A word-for-word copy of every entry below is required; the images do not belong in it.

##### Supplied information

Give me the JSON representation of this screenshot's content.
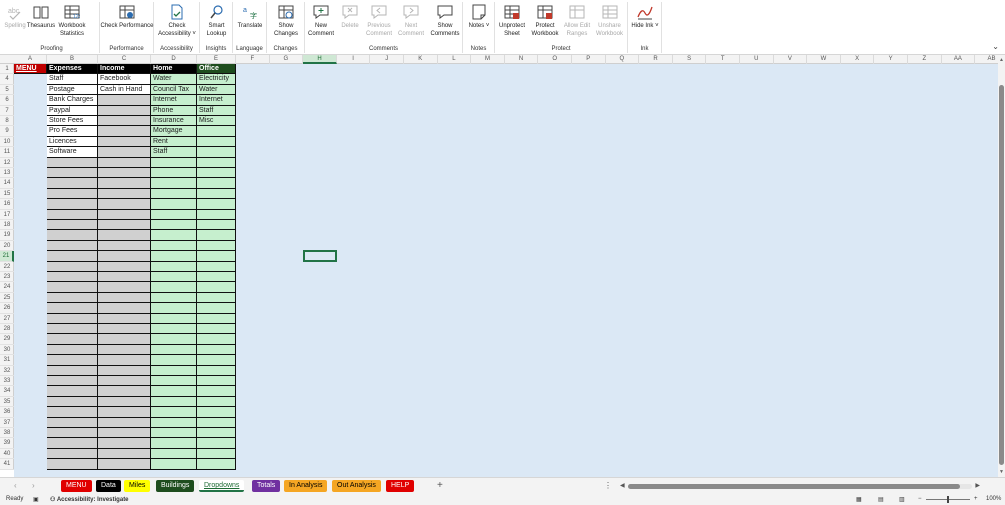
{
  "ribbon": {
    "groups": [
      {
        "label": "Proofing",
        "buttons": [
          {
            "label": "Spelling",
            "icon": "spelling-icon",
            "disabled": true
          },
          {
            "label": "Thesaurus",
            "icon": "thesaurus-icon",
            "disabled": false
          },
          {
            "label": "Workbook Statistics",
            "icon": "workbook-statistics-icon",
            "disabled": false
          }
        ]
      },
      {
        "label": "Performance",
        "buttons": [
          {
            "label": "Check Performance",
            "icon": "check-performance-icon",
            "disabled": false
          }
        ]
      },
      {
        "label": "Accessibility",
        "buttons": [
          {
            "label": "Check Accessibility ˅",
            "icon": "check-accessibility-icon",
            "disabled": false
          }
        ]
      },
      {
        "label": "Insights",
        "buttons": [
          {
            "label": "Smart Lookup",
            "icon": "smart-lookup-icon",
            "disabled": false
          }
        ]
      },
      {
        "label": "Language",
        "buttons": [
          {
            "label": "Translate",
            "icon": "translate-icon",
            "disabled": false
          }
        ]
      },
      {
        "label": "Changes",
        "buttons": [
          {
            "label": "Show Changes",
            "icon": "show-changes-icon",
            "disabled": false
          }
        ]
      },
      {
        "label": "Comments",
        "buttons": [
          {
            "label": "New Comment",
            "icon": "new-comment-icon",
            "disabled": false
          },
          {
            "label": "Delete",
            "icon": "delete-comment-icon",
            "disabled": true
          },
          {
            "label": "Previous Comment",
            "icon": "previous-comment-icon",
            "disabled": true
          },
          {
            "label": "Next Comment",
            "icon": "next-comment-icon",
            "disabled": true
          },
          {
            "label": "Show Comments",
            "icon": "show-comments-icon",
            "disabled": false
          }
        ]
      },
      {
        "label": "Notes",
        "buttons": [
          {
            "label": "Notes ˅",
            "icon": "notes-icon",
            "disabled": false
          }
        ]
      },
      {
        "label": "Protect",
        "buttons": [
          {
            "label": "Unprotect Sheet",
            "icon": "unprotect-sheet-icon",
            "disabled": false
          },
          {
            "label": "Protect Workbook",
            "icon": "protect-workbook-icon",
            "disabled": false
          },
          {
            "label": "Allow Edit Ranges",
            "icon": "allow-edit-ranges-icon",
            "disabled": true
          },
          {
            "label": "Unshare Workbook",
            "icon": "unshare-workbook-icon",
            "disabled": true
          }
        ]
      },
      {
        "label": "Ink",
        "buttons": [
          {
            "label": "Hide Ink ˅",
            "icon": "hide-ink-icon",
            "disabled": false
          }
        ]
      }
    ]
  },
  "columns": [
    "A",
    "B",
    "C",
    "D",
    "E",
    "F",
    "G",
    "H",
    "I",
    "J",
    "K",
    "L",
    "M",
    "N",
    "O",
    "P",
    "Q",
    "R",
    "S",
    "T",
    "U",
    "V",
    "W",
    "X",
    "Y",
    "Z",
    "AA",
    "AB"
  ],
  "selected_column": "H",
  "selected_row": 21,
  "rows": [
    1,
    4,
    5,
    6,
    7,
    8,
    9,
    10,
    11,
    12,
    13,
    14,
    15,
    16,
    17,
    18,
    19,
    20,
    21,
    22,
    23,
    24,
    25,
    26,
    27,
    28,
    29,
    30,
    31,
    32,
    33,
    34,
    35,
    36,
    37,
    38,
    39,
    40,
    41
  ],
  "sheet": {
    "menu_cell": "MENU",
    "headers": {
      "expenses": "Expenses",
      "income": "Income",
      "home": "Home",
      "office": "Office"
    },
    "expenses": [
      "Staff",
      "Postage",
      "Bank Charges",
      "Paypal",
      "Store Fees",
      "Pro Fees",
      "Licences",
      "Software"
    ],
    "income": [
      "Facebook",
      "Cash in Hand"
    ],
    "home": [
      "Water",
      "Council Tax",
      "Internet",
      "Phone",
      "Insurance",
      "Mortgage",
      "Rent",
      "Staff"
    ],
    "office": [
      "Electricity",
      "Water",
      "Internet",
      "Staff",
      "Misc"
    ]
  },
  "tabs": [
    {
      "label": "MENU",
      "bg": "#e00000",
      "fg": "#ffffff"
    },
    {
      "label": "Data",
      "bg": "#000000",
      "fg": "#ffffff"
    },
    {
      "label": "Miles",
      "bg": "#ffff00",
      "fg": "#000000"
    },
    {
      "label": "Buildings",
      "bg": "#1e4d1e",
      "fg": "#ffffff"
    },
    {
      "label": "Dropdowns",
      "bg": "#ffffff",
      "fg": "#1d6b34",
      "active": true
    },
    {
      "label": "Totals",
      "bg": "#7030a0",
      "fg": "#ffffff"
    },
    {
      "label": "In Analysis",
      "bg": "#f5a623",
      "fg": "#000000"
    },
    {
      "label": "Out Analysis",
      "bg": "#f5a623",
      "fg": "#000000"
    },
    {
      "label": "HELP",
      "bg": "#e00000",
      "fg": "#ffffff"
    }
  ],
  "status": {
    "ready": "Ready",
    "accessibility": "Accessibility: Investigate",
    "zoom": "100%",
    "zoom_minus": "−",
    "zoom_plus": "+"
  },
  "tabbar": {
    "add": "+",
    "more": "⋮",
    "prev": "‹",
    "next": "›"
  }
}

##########

**Task answer**.
Give me the JSON representation of this screenshot's content.
{
  "ribbon": {
    "groups": [
      {
        "label": "Proofing",
        "buttons": [
          {
            "label": "Spelling",
            "icon": "spelling-icon",
            "disabled": true
          },
          {
            "label": "Thesaurus",
            "icon": "thesaurus-icon",
            "disabled": false
          },
          {
            "label": "Workbook Statistics",
            "icon": "workbook-statistics-icon",
            "disabled": false
          }
        ]
      },
      {
        "label": "Performance",
        "buttons": [
          {
            "label": "Check Performance",
            "icon": "check-performance-icon",
            "disabled": false
          }
        ]
      },
      {
        "label": "Accessibility",
        "buttons": [
          {
            "label": "Check Accessibility ˅",
            "icon": "check-accessibility-icon",
            "disabled": false
          }
        ]
      },
      {
        "label": "Insights",
        "buttons": [
          {
            "label": "Smart Lookup",
            "icon": "smart-lookup-icon",
            "disabled": false
          }
        ]
      },
      {
        "label": "Language",
        "buttons": [
          {
            "label": "Translate",
            "icon": "translate-icon",
            "disabled": false
          }
        ]
      },
      {
        "label": "Changes",
        "buttons": [
          {
            "label": "Show Changes",
            "icon": "show-changes-icon",
            "disabled": false
          }
        ]
      },
      {
        "label": "Comments",
        "buttons": [
          {
            "label": "New Comment",
            "icon": "new-comment-icon",
            "disabled": false
          },
          {
            "label": "Delete",
            "icon": "delete-comment-icon",
            "disabled": true
          },
          {
            "label": "Previous Comment",
            "icon": "previous-comment-icon",
            "disabled": true
          },
          {
            "label": "Next Comment",
            "icon": "next-comment-icon",
            "disabled": true
          },
          {
            "label": "Show Comments",
            "icon": "show-comments-icon",
            "disabled": false
          }
        ]
      },
      {
        "label": "Notes",
        "buttons": [
          {
            "label": "Notes ˅",
            "icon": "notes-icon",
            "disabled": false
          }
        ]
      },
      {
        "label": "Protect",
        "buttons": [
          {
            "label": "Unprotect Sheet",
            "icon": "unprotect-sheet-icon",
            "disabled": false
          },
          {
            "label": "Protect Workbook",
            "icon": "protect-workbook-icon",
            "disabled": false
          },
          {
            "label": "Allow Edit Ranges",
            "icon": "allow-edit-ranges-icon",
            "disabled": true
          },
          {
            "label": "Unshare Workbook",
            "icon": "unshare-workbook-icon",
            "disabled": true
          }
        ]
      },
      {
        "label": "Ink",
        "buttons": [
          {
            "label": "Hide Ink ˅",
            "icon": "hide-ink-icon",
            "disabled": false
          }
        ]
      }
    ]
  },
  "columns": [
    "A",
    "B",
    "C",
    "D",
    "E",
    "F",
    "G",
    "H",
    "I",
    "J",
    "K",
    "L",
    "M",
    "N",
    "O",
    "P",
    "Q",
    "R",
    "S",
    "T",
    "U",
    "V",
    "W",
    "X",
    "Y",
    "Z",
    "AA",
    "AB"
  ],
  "selected_column": "H",
  "selected_row": 21,
  "rows": [
    1,
    4,
    5,
    6,
    7,
    8,
    9,
    10,
    11,
    12,
    13,
    14,
    15,
    16,
    17,
    18,
    19,
    20,
    21,
    22,
    23,
    24,
    25,
    26,
    27,
    28,
    29,
    30,
    31,
    32,
    33,
    34,
    35,
    36,
    37,
    38,
    39,
    40,
    41
  ],
  "sheet": {
    "menu_cell": "MENU",
    "headers": {
      "expenses": "Expenses",
      "income": "Income",
      "home": "Home",
      "office": "Office"
    },
    "expenses": [
      "Staff",
      "Postage",
      "Bank Charges",
      "Paypal",
      "Store Fees",
      "Pro Fees",
      "Licences",
      "Software"
    ],
    "income": [
      "Facebook",
      "Cash in Hand"
    ],
    "home": [
      "Water",
      "Council Tax",
      "Internet",
      "Phone",
      "Insurance",
      "Mortgage",
      "Rent",
      "Staff"
    ],
    "office": [
      "Electricity",
      "Water",
      "Internet",
      "Staff",
      "Misc"
    ]
  },
  "tabs": [
    {
      "label": "MENU",
      "bg": "#e00000",
      "fg": "#ffffff"
    },
    {
      "label": "Data",
      "bg": "#000000",
      "fg": "#ffffff"
    },
    {
      "label": "Miles",
      "bg": "#ffff00",
      "fg": "#000000"
    },
    {
      "label": "Buildings",
      "bg": "#1e4d1e",
      "fg": "#ffffff"
    },
    {
      "label": "Dropdowns",
      "bg": "#ffffff",
      "fg": "#1d6b34",
      "active": true
    },
    {
      "label": "Totals",
      "bg": "#7030a0",
      "fg": "#ffffff"
    },
    {
      "label": "In Analysis",
      "bg": "#f5a623",
      "fg": "#000000"
    },
    {
      "label": "Out Analysis",
      "bg": "#f5a623",
      "fg": "#000000"
    },
    {
      "label": "HELP",
      "bg": "#e00000",
      "fg": "#ffffff"
    }
  ],
  "status": {
    "ready": "Ready",
    "accessibility": "Accessibility: Investigate",
    "zoom": "100%",
    "zoom_minus": "−",
    "zoom_plus": "+"
  },
  "tabbar": {
    "add": "+",
    "more": "⋮",
    "prev": "‹",
    "next": "›"
  }
}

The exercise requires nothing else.